--- START ---

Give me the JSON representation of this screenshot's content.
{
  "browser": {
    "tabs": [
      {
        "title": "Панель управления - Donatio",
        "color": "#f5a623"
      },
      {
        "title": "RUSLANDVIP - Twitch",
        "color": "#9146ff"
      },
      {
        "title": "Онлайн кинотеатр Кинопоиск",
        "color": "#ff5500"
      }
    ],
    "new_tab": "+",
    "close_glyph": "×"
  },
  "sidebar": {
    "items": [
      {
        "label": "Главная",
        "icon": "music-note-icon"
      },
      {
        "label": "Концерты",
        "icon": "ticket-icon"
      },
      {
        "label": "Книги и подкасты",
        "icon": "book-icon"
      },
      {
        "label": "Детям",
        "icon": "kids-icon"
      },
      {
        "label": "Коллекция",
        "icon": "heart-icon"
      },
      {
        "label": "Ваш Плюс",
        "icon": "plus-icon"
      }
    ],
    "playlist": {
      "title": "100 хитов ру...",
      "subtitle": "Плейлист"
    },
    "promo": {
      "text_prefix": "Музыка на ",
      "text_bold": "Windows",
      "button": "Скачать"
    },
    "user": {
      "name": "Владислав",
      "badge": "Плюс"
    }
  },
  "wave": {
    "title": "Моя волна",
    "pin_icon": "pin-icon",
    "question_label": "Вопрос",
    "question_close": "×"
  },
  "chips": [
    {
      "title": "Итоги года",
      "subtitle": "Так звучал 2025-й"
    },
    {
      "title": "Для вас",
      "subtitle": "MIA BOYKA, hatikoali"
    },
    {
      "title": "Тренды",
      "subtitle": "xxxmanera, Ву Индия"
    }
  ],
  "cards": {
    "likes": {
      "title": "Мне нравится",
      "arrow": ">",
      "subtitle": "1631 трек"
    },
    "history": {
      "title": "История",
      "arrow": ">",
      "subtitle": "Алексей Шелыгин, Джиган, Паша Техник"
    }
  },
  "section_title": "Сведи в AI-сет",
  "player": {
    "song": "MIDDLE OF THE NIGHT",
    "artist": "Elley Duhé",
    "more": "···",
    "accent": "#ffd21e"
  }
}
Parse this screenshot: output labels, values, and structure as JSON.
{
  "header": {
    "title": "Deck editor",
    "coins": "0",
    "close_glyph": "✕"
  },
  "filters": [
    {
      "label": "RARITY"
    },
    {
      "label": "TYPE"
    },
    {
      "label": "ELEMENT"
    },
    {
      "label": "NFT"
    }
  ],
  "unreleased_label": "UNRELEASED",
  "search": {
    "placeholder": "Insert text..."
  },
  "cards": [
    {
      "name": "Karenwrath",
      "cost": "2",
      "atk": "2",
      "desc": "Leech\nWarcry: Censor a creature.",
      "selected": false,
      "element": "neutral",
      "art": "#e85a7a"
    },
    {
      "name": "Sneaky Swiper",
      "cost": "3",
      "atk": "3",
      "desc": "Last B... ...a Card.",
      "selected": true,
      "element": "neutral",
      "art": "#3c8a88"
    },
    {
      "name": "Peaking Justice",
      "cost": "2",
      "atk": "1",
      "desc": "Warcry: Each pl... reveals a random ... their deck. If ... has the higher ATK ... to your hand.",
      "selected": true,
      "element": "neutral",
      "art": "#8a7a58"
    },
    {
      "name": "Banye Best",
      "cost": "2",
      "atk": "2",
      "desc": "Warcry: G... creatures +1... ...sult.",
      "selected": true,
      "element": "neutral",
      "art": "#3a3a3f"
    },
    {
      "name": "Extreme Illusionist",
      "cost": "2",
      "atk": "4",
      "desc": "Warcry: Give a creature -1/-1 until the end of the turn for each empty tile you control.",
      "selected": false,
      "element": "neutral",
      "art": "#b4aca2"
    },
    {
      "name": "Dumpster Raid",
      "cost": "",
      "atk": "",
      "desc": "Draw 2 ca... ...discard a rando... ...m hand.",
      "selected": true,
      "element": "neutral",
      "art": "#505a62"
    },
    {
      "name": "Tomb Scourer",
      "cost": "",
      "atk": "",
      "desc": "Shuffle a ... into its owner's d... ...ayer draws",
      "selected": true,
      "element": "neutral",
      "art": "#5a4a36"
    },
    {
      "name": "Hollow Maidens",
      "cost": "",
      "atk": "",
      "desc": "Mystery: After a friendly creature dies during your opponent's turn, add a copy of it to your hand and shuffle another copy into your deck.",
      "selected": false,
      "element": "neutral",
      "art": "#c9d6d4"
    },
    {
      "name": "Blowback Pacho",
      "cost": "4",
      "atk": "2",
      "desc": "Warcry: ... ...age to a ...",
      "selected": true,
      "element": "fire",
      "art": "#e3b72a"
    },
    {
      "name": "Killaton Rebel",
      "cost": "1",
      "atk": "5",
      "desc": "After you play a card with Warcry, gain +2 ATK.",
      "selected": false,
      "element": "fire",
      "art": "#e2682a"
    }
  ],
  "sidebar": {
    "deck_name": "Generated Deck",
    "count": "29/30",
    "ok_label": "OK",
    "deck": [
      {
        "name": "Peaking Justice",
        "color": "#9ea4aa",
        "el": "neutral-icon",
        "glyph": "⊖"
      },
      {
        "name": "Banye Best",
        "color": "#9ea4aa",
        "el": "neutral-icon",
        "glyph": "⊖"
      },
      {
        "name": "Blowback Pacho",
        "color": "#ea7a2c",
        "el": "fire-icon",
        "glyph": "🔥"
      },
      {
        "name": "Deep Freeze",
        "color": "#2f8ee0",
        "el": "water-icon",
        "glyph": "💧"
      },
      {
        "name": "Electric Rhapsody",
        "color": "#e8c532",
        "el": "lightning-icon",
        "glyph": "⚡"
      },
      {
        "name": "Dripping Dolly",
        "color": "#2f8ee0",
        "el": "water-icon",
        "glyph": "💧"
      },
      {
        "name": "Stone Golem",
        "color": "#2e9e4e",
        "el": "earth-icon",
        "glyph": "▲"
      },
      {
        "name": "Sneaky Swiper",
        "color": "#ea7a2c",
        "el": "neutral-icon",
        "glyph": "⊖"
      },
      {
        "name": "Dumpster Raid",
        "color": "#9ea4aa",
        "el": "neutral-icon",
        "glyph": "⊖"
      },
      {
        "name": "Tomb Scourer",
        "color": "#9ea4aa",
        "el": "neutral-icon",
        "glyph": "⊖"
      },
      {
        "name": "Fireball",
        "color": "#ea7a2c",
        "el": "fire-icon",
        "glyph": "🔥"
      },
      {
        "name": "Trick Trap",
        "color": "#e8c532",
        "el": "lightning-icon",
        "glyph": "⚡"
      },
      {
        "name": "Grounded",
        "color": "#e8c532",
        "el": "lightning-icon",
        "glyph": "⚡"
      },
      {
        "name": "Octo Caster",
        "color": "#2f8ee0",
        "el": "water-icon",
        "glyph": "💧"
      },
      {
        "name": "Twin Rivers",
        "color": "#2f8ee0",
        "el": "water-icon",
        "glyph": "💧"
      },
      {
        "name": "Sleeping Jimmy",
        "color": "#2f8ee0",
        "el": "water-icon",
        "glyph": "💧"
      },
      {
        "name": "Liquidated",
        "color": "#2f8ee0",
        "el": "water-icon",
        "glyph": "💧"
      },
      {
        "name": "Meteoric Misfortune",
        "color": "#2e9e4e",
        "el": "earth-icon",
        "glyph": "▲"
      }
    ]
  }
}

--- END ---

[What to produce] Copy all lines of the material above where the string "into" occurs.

[The answer]
      "desc": "Shuffle a ... into its owner's d... ...ayer draws",
      "desc": "Mystery: After a friendly creature dies during your opponent's turn, add a copy of it to your hand and shuffle another copy into your deck.",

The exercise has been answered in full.